North Korea continues to fall short of international standards in protecting the human rights of its people, also failing to implement many of the UN recommendations it earlier agreed to live up to, Amnesty International suggested in a report released Saturday.
The report comes as North Korea is set to be reviewed for its human rights conditions under the United Nations' Universal Periodic Review (UPR).
Amnesty International noted the communist state may have worked to increase its communication with various international human rights groups over the past four years but expressed regrets that the country has not agreed to any visits by an international organization to check up on its human rights conditions over the same period.
Pyongyang agreed to implement 113 out of 268 items under the UPR in 2014, while only agreeing to pay more attention to 58 other items. It also partially accepted four items while rejecting 93.
The UPR program was introduced in 2008, under which all 193 member states of the world body are subject to a review every 4 1/2 years. North Korea is up for its regular review in May.
In its report, Amnesty International said the North had accepted the recommendation to guarantee fair trials for its people but noted most North Koreans, along with foreign visitors there, continue to face detention and imprisonment without fair trials that meet international standards.
Pyongyang is said to be holding dozens of foreigners, including many South Koreans.
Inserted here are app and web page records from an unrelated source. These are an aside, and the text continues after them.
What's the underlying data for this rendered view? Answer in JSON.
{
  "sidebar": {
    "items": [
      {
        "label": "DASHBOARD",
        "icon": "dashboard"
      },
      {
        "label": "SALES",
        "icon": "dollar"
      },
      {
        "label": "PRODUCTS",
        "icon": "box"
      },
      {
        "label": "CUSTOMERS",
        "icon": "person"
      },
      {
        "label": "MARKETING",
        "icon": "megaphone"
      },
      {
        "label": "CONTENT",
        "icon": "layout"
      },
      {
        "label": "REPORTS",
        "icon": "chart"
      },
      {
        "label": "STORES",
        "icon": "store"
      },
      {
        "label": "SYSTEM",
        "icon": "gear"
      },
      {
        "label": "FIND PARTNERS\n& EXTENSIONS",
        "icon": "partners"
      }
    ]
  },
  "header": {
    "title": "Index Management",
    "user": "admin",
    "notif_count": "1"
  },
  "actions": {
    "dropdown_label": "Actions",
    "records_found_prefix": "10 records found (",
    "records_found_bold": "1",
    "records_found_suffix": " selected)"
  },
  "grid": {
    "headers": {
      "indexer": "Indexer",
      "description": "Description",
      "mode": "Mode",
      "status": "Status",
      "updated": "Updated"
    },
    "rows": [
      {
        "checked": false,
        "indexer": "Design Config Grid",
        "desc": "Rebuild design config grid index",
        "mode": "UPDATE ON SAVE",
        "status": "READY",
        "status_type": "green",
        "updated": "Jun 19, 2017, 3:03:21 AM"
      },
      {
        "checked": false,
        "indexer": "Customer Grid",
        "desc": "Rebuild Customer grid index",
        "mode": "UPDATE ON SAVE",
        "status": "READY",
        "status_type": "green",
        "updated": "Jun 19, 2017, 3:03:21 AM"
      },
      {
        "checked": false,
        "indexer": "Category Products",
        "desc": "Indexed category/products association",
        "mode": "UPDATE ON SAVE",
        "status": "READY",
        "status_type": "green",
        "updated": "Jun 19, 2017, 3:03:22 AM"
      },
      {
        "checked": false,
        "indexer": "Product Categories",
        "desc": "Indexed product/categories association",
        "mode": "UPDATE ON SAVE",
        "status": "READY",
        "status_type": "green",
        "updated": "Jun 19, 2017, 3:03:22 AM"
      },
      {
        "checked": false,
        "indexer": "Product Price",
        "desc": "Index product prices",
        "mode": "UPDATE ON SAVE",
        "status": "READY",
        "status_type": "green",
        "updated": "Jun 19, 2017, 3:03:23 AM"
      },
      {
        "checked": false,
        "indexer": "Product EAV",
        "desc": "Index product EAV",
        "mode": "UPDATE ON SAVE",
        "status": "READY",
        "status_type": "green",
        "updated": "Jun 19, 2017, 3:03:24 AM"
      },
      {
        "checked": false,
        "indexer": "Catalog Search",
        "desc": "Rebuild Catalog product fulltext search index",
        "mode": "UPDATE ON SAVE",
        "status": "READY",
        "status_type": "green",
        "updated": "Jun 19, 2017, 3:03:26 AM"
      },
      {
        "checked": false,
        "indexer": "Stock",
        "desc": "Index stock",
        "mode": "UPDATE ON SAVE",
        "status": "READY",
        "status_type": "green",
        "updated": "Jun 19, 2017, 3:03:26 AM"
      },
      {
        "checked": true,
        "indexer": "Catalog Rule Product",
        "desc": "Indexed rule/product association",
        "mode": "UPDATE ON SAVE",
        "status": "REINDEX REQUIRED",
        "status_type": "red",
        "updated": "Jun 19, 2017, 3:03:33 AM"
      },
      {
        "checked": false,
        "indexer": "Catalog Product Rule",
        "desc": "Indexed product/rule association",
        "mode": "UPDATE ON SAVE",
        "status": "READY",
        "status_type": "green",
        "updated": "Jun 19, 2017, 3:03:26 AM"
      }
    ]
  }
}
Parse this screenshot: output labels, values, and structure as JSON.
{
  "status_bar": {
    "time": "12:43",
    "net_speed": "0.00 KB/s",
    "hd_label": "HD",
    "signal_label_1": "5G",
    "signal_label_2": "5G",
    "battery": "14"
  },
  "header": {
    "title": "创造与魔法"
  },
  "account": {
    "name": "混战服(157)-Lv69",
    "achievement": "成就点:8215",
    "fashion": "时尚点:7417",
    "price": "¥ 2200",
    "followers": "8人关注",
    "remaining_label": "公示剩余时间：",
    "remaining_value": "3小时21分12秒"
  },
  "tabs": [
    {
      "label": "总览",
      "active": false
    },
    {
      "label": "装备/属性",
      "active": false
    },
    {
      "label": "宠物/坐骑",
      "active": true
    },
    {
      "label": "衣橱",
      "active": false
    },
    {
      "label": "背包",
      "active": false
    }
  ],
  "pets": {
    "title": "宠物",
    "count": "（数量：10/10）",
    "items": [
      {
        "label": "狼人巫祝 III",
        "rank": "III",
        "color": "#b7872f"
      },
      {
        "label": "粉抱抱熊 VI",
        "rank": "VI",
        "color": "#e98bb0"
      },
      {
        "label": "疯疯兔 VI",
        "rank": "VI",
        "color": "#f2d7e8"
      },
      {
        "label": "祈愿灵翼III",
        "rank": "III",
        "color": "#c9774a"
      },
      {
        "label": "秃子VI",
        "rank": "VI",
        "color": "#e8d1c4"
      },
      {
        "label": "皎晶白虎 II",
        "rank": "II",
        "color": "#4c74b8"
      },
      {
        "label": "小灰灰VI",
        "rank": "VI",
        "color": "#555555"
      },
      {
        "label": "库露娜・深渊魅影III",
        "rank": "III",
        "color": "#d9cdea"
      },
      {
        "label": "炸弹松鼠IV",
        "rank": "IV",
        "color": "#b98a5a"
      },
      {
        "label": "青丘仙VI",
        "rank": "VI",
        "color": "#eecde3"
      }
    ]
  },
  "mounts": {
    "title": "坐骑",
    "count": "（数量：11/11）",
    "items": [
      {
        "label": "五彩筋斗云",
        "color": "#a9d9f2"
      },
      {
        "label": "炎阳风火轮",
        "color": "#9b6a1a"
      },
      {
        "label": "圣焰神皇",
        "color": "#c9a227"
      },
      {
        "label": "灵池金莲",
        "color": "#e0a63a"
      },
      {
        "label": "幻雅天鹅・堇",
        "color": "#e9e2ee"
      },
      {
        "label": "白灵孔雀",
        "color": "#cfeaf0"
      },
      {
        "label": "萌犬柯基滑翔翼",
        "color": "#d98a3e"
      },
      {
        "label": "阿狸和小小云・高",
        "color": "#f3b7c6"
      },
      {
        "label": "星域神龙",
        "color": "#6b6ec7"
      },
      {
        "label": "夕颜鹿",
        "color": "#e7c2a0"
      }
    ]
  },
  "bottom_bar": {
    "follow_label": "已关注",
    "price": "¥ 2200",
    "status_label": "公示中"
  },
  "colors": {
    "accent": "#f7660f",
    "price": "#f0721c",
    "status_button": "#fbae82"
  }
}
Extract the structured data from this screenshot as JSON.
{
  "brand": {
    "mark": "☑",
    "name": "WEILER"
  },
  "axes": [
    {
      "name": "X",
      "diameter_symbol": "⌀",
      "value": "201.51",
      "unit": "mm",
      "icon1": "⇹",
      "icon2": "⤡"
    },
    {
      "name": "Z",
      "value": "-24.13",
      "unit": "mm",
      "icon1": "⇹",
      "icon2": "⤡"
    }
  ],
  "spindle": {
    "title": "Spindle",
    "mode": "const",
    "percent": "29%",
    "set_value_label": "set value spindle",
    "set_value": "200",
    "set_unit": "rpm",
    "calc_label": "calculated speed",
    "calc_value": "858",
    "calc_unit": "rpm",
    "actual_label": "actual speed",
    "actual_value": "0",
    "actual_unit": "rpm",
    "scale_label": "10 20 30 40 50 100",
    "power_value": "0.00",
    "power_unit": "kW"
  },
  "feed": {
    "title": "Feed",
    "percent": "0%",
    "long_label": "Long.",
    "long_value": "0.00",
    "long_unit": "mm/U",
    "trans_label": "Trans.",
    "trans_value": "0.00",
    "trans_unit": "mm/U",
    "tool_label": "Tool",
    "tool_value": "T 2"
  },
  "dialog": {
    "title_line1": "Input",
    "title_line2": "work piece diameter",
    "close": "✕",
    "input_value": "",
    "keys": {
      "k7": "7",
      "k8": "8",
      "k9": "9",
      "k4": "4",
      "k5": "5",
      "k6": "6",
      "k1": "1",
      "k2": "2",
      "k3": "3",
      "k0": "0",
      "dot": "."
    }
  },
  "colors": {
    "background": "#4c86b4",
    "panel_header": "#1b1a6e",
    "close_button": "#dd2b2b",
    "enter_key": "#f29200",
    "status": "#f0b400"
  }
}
The report also noted the people in North Korea had little or no access to outside information while they are also unable to freely exchange information among themselves, despite UPR recommendations to uarantee freedom of speech and expression. (Yonhap)